WHAT NEEDS TO BE DONE: Count all lines holding "columns" in the data below and say the number, nothing more.

Dataset items
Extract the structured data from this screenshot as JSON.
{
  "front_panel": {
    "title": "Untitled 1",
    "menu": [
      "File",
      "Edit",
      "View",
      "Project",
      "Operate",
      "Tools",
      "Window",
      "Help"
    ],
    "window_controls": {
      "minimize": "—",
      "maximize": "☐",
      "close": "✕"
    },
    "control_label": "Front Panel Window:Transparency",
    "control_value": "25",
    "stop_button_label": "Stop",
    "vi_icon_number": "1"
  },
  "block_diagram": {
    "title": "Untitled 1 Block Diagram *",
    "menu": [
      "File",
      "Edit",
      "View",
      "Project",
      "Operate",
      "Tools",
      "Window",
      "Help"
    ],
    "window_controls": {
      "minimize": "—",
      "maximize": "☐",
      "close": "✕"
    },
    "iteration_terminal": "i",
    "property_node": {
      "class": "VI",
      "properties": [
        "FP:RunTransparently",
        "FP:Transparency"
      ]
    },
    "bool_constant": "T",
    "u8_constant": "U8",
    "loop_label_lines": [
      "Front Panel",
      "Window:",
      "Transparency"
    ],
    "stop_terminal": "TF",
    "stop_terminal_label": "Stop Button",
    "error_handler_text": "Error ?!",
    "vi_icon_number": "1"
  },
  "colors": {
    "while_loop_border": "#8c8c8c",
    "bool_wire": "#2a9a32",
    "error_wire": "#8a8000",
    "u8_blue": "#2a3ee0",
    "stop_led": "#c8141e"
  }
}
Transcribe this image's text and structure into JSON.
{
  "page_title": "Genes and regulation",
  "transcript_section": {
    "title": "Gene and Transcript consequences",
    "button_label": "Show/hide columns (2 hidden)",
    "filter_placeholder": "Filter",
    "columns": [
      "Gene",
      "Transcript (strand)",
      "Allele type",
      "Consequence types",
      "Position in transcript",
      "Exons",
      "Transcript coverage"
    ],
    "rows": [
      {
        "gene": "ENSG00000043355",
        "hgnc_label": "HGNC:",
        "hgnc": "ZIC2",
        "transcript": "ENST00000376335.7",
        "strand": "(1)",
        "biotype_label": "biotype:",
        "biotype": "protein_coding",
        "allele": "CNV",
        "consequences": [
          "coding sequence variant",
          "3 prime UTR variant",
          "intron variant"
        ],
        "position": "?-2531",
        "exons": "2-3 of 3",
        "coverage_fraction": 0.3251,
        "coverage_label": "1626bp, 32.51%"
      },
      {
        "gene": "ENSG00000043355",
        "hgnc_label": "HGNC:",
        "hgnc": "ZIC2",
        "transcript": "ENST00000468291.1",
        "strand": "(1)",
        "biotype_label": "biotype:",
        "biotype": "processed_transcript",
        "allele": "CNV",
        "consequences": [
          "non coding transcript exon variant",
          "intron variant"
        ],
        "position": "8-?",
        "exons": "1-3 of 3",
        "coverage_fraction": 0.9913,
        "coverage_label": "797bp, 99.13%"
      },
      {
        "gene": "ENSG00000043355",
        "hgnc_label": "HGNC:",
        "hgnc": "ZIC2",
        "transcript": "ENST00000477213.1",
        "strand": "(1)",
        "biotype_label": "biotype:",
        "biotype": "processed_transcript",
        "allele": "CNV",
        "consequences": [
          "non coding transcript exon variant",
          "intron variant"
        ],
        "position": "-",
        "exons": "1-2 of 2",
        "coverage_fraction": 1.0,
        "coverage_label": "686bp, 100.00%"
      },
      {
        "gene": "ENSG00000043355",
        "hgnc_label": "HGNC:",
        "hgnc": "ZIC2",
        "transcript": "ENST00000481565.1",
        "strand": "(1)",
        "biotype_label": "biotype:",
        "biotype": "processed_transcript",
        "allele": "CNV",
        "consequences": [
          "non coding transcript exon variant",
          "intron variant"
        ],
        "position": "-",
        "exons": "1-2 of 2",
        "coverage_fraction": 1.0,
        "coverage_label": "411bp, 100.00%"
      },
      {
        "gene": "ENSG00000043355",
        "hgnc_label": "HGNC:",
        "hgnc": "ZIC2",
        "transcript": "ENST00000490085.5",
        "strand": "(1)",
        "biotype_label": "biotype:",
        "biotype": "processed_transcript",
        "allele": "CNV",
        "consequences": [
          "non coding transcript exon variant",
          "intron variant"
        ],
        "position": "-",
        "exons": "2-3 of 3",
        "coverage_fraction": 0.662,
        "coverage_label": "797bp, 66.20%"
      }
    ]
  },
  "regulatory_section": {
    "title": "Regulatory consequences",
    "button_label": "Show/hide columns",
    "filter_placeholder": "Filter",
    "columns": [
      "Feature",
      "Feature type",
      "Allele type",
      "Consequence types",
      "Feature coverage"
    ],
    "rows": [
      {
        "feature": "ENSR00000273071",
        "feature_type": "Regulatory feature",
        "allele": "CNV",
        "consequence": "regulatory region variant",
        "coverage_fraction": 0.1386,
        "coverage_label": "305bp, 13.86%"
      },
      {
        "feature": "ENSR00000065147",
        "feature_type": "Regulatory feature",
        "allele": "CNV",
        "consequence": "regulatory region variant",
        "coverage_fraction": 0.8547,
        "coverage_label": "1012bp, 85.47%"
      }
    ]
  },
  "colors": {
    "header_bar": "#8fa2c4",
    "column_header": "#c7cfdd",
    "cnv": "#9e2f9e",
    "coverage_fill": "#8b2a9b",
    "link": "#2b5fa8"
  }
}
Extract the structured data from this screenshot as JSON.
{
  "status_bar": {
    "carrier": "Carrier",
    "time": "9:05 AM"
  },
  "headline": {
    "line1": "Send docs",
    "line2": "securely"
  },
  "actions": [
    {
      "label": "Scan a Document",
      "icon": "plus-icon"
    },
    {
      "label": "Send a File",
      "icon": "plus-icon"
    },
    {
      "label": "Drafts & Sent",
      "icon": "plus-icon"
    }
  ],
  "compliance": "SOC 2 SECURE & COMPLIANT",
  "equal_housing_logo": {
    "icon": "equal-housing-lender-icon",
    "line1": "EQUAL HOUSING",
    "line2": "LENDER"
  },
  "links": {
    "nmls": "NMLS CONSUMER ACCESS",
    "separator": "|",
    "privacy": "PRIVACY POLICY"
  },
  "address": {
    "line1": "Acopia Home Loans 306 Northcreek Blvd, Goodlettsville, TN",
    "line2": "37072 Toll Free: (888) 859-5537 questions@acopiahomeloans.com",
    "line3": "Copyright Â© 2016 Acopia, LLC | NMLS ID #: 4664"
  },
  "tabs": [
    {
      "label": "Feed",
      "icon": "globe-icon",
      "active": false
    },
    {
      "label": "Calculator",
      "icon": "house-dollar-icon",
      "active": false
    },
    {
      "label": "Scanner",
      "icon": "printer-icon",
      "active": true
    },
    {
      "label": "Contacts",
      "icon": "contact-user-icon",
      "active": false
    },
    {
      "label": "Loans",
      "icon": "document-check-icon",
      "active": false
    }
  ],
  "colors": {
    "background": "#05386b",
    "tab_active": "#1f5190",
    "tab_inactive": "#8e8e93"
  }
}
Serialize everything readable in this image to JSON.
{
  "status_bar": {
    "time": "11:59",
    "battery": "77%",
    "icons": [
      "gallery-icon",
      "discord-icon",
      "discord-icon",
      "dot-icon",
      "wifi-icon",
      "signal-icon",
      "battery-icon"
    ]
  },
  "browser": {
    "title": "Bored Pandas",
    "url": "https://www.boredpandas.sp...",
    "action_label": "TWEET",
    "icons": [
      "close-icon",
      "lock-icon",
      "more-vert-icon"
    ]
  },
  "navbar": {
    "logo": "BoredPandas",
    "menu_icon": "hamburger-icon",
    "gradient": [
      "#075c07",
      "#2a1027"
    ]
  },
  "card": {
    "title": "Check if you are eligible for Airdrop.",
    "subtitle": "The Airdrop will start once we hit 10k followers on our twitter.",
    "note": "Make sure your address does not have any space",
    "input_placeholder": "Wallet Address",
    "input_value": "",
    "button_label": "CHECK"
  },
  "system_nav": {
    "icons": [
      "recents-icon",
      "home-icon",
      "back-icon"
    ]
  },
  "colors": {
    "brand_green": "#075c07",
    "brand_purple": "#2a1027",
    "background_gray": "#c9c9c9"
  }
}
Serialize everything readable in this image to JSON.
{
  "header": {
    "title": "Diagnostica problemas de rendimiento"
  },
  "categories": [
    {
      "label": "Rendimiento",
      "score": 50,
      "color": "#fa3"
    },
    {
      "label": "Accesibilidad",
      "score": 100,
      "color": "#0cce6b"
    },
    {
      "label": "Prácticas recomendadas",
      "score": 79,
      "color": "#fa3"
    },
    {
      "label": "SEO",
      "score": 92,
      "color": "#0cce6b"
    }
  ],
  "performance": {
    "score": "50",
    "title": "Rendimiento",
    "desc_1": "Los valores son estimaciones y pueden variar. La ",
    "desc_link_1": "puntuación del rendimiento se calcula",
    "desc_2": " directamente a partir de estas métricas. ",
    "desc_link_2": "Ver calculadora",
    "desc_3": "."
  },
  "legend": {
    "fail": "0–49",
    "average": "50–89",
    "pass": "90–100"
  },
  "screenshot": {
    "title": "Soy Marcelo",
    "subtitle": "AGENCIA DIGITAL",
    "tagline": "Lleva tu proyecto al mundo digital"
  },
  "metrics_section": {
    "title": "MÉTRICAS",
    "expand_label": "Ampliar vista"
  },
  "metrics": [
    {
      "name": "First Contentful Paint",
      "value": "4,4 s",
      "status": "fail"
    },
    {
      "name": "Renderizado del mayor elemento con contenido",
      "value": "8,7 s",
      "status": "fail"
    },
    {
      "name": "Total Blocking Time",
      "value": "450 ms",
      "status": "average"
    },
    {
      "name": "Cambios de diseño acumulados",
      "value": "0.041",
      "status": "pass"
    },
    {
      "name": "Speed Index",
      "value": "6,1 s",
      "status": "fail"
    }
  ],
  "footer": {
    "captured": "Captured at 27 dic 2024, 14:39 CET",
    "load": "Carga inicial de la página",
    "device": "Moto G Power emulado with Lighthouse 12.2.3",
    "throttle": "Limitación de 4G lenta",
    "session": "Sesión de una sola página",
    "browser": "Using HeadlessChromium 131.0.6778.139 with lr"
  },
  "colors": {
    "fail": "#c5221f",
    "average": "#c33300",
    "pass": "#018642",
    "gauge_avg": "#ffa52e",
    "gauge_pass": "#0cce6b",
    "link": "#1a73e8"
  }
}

EXERCISE SOLUTION: 4